Still, comparing the Michelle Wolf and Donald Trump speeches seems to me to miss a larger point. I don’t believe that the former First Lady was simply tsk-tsking a political tit for tat game. Rather, I think she was expressing the hopeful recognition that such a game debases us all. The question isn’t whether Donald Trump’s discourse is crude, misogynistic, demeaning, or anything else. In calibrating our speech, and our personal conduct, Michelle Obama admonishes that the basest among us cannot be allowed to set the standard. And that’s true even if it includes an opposing candidate or, today, the President of the United States.
Before she became First Lady, Michelle Obama made the following comment in a 2008 campaign speech in Milwaukee, Wisconsin: “People in this country are ready for change and hungry for a different kind of politics and … for the first time in my adult life I am proud of my country because it feels like hope is finally making a comeback.”
Commentators on the right quickly pounced, lambasting Michelle Obama as unpatriotic. John Podhoretz, writing for Commentary Magazine, responded: “There used to be a term for what ails Michelle Obama: She has a chip on her shoulder. For her sake and for the country’s, she really ought to brush it off.” In effect, those on the right regarded Michelle Obama as un-patriotic, un-American. Although to his credit, Podhoretz was not among them, other commentators on the right then let pass pass Donald Trump’s more obviously unpatriotic and un-American comparison of the United States to Russia under Putin: “There are a lot of killers. We have a lot of killers,” Trump said. “Well, you think our country is so innocent?” Again, I'm not trying to offer a point-by-point comparison as to who holds the moral high ground; as between Trump and the former First Lady, asking that question is silly. My larger point is that none of that affects the standards by which we should conduct ourselves. Michelle Obama did not maintain that we should go high to show we are superior; rather she admonished that we should go high because doing so for its own sake makes us better. She’s right.
I’m no comedy critic. Personally, I found Michelle Wolf unfunny and offensive. I’m also not a shrinking violet. Her repeated references to genitalia and orgasms were not, to me at least, the basis for offense. I’m also fairly sure that the things I find funny would fall flat for her. I actually blame Wolf less than Margaret Talev, the senior White House correspondent for Bloomberg News and the president of the correspondents' organization, for having selected her. As Wolf herself stated: “Thanks to Trump, pink yarn sales are through the roof. After Trump got elected, women started knitting those p---y hats. When I first saw them, I was like, 'That's a p---y?' I guess mine just has a lot more yarn on it. Yeah, shoulda done more research before you got me to do this.”
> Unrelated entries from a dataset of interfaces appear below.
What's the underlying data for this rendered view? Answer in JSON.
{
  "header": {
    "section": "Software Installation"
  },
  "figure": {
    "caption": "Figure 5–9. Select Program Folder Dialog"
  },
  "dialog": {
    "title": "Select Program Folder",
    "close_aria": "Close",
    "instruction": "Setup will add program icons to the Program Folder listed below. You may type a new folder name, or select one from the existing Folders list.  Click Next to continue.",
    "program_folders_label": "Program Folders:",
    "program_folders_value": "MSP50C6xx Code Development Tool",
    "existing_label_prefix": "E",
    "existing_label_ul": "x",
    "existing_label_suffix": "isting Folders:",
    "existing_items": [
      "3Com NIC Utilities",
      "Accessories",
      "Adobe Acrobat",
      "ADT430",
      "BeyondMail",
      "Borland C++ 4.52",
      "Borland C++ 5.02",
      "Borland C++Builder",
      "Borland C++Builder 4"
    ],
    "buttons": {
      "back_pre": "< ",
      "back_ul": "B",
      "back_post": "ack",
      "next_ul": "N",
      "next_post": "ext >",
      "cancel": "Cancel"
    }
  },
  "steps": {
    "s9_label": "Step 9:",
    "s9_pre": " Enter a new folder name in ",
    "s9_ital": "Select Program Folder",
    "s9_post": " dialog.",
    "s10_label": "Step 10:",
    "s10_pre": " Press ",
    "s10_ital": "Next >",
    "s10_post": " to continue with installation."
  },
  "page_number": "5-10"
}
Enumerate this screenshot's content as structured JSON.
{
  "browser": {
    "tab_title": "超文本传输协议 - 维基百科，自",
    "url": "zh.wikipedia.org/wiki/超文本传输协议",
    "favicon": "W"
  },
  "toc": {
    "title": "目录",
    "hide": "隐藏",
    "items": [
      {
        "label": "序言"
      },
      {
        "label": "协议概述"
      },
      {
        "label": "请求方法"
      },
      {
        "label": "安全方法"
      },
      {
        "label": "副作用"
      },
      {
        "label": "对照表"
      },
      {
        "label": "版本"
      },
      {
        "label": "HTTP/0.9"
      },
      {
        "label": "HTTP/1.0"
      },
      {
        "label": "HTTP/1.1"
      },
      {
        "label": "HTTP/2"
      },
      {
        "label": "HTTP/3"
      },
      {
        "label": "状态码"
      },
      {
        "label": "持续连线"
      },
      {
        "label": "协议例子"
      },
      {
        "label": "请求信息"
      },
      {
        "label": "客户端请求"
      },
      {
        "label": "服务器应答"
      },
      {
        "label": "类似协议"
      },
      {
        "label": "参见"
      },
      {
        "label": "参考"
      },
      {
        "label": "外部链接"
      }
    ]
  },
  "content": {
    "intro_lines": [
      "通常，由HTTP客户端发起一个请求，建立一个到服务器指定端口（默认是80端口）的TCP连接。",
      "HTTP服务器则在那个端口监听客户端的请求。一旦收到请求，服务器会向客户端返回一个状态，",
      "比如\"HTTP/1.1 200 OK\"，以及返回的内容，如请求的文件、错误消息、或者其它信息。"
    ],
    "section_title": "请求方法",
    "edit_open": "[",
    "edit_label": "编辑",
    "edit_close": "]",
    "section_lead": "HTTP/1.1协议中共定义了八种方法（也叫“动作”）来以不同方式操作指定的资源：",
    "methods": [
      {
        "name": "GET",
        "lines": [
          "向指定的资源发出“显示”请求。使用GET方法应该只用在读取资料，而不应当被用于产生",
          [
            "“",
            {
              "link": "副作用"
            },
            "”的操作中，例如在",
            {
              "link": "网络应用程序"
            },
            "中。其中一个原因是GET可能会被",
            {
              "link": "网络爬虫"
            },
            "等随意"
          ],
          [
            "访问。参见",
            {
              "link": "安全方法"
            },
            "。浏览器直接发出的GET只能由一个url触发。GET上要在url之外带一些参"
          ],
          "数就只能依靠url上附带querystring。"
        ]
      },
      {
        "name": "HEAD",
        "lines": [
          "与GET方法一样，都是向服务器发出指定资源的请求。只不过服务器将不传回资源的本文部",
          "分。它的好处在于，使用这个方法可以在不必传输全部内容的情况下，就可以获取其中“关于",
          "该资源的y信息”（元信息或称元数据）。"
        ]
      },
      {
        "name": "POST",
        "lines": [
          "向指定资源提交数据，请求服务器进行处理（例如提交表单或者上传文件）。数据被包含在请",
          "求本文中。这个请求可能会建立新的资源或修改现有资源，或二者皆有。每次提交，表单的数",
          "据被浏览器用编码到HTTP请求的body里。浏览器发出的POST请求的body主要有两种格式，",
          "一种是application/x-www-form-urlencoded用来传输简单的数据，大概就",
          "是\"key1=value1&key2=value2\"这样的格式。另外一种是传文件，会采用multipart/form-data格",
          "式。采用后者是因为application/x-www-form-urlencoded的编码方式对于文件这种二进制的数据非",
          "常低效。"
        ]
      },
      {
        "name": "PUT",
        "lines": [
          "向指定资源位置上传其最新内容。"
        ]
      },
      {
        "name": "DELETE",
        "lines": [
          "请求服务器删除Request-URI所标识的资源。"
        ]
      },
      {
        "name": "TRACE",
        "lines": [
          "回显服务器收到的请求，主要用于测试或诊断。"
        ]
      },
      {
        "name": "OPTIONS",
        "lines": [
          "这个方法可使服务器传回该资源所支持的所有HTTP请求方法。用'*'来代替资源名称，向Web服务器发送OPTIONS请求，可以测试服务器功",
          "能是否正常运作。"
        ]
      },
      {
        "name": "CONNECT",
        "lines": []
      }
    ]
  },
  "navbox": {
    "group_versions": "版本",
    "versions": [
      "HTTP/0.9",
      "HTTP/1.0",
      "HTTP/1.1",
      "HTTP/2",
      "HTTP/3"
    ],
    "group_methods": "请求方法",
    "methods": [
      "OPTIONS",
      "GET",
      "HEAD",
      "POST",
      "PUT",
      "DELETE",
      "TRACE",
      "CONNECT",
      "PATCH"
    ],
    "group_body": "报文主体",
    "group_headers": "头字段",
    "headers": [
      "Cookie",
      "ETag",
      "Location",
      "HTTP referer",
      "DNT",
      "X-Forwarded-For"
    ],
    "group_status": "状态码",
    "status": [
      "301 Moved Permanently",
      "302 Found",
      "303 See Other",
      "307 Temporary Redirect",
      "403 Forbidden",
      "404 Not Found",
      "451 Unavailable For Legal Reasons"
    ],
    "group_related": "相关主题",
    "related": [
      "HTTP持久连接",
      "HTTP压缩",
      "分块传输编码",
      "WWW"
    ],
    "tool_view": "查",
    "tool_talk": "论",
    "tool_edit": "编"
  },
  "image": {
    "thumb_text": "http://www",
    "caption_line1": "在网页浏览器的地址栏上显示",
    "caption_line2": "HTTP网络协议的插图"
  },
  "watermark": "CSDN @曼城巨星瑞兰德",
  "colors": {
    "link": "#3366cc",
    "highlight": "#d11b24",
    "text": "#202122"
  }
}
As I tell my students, a tort arises with the coincidence of two events: (1) someone having messed up, and (2) someone else then being in the wrong place at the wrong time. In this instance, by my lights, Talev messed up, placing Wolf in the wrong place at the wrong time. Had Wolf given her routine in a comedy club, no one would care. Instead, this was a prime-time nationally televised—and now high profile social media—event. It’s too late to squeeze the toothpaste back into the tube, but, following the lead from the other Michelle, here’s my bottom line: Those of us who are appalled by Trump’s past and ongoing behaviors do ourselves no favor by allowing him to set the standard for our own.
I welcome your comments.